April 27, 2021
Ohio Supreme Court holds waste hauler could claim sales/use tax exemption for 'highway transportation for hire'
The Supreme Court of Ohio (court) ruled in N.A.T. Transp. Inc. v. McClain1 that a waste hauler could claim the "highway transportation for hire" sales/use tax exemption for the purchase of two trucks used to transport waste to disposal sites designated by the customer. The court concluded that waste remains the customer's personal property when the customer specifies where to dispose of the waste, thereby qualifying the trucks as "highway transportation for hire."
The waste hauler, which was certified by the Ohio Public Utilities Commission as a for-hire motor carrier, serves residential customers through contracts with local governments or through direct subscriptions with residential customers. The residential customers cannot specify where the waste is disposed. The waste hauler also serves commercial, industrial and institutional customers, such as schools. Those customers designate the destination for the disposal of their waste.
At issue was the sales tax treatment of three trucks purchased by the waste hauler. Two trucks were used to pick up and haul the commercial, industrial and institutional waste. The third truck was used to dispose residential waste. The Ohio Department of Taxation (Department) assessed sales and use tax on the purchase of the trucks. The waste hauler argued that it was entitled to a tax exemption on the purchases of the trucks because it was certified as a for-hire motor carrier. The Department denied the exemption, citing the court's 2002 decision in Rumpke Container Serv., Inc. v. Zaino, 94 Ohio St. 3d 304, 762 N.E.2d 995 (2002) (Rumpke). The taxpayer appealed to the Ohio Board of Tax Appeals (BTA), which affirmed the assessment.
Ohio Rev. Code 5739.02(B)(32) exempts from sales/use tax the sale, lease, repair, maintenance or parts of motor vehicles that are primarily used by persons engaged in highway transportation for hire to transport another's tangible personal property. Ohio Rev. Code 5739.01(Z) defines "highway transportation for hire" as the transportation of another's personal property, for consideration, by someone certified to transport that property on highways, roadways, streets or any similar public thoroughfare.
In 2002, the court denied this exemption to a taxpayer in Rumpke, which addressed whether a residential waste hauler could claim the exemption. The BTA had denied the exemption on the grounds the taxpayer did not possess the required statutory certification. On appeal, the court affirmed the BTA's decision but also concluded that the taxpayer did not transport tangible personal property belonging to others because the customers relinquished control over their waste upon pickup by the taxpayer.
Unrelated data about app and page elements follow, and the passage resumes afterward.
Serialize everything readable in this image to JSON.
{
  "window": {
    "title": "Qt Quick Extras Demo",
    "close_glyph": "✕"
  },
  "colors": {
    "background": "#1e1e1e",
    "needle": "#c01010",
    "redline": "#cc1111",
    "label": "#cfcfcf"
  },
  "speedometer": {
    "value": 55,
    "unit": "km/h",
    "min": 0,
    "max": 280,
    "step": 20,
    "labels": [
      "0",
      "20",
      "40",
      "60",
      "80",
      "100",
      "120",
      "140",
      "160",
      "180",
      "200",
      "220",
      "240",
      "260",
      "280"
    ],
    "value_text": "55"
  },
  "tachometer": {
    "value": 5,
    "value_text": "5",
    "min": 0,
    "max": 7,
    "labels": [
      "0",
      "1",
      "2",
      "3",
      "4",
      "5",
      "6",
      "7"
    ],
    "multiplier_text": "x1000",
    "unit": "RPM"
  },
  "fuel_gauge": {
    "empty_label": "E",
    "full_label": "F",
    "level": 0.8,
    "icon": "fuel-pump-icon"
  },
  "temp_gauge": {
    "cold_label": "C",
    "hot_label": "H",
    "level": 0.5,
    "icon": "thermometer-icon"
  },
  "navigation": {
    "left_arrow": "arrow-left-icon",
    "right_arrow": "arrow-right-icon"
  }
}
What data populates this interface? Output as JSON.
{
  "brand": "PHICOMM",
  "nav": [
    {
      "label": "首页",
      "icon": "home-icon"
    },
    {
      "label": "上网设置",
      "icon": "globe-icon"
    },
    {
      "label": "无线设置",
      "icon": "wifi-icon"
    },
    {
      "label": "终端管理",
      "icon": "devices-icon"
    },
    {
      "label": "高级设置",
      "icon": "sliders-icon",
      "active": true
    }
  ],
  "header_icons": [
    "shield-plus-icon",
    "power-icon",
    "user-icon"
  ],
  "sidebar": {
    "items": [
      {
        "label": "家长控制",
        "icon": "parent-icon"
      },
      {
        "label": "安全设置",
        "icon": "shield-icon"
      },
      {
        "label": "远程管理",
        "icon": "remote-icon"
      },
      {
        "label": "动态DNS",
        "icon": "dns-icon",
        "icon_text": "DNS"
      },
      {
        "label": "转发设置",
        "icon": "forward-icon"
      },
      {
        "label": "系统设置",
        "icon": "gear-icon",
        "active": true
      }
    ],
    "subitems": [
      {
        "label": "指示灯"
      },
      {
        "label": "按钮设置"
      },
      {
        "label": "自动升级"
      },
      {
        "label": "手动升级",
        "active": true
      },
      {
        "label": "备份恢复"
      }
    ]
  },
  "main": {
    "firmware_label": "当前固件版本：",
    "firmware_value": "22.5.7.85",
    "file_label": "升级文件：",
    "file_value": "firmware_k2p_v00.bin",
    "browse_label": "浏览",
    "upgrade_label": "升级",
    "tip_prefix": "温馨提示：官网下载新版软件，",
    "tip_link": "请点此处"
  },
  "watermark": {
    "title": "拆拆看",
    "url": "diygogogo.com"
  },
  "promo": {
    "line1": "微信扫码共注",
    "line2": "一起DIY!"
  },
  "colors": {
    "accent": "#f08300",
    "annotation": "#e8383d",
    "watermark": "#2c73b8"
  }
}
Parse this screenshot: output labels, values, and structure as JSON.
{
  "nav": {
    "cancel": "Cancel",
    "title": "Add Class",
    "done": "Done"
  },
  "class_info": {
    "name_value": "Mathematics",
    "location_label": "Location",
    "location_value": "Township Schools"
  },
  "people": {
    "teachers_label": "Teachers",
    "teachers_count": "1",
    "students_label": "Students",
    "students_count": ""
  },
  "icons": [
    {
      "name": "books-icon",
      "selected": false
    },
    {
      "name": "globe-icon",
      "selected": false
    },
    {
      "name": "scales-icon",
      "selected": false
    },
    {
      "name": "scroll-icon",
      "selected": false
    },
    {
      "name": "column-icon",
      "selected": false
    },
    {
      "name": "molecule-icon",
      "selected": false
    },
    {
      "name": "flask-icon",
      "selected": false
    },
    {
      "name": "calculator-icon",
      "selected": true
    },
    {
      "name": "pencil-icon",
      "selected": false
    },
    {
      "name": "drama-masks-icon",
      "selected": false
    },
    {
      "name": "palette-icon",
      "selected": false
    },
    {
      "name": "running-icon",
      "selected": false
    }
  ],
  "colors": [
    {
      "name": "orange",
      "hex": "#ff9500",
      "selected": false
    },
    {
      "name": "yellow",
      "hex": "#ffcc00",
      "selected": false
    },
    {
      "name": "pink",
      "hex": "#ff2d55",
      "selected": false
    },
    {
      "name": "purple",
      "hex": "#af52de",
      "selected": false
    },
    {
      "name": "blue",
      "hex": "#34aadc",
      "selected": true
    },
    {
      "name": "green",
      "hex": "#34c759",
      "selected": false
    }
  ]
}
In this case, the court held that the waste hauler could claim the exemption for the two trucks used to haul commercial, industrial and institutional customers' waste to landfills. The court based its ruling on the finding that the waste remained the personal property of the customer because the customer told the taxpayer where to dispose of the waste. In so holding, the court distinguished the facts in this case from those in Rumpke, finding that that the waste hauler in Rumpke not only owned the trucks and hauled the waste but also owned the landfills to which it was taken and, as such, was not transporting personal property belonging to others. Conversely, the court determined that the owner could not claim the exemption for the truck used to transport waste for residential customers because those customers did not designate where to dispose of the waste.2
Taxpayers engaged in hauling waste should consider both Rumpke and this new decision in N.A.T. Transp. Inc. in considering whether their operations could qualify for the sales and use tax exemption. For some similarly situated waste haulers, refunds of sales tax may be available. The statute of limitations for refunds is four years from the payment of the tax.
1 N.A.T. Transp. Inc. v. McClain, Slip Opinion No. 2021-Ohio-1374 (Ohio S.Ct. April 22, 2021).
2 A dissenting and concurring opinion would also have granted the exemption for the purchase of the truck hauling residential waste on the grounds the waste hauler had no control over the destination of that waste because government regulations required the waste hauler to dispose of the residential waste at specified facilities.